== Exercise aim ==
Find and copy each line of the listing below that has the word "checked" in it.

Start of Data records

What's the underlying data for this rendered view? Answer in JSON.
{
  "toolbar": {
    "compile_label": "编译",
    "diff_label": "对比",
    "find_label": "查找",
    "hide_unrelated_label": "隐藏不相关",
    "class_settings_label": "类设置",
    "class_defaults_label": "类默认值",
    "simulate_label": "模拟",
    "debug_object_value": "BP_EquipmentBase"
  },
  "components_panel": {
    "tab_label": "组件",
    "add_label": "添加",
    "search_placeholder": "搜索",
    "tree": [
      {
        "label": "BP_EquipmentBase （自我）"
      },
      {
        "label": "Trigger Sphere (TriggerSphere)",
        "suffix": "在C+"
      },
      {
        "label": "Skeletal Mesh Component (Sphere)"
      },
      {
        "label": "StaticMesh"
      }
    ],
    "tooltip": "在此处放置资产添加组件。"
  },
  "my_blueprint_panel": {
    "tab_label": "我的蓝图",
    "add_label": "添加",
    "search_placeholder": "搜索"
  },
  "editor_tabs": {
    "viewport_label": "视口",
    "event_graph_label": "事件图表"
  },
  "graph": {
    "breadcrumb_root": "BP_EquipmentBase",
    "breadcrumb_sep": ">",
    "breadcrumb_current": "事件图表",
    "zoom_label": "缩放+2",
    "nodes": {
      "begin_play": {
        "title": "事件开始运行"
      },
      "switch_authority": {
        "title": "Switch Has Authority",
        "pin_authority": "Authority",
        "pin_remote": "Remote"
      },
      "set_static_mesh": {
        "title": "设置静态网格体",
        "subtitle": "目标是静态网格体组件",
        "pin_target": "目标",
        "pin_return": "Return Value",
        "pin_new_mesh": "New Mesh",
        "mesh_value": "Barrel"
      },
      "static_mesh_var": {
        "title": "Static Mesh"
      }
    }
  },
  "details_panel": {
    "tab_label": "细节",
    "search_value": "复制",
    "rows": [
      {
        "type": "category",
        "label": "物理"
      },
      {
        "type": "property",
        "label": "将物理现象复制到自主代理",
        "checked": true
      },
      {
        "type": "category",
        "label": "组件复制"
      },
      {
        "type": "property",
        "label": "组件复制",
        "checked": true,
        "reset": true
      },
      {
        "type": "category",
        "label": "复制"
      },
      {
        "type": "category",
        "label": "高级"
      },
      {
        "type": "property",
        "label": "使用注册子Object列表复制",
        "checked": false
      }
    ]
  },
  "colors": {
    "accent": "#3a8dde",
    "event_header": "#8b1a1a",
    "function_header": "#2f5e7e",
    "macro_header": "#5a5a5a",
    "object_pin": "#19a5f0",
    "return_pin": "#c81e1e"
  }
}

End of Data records

== Finished exercise ==
        "checked": true
        "checked": true,
        "checked": false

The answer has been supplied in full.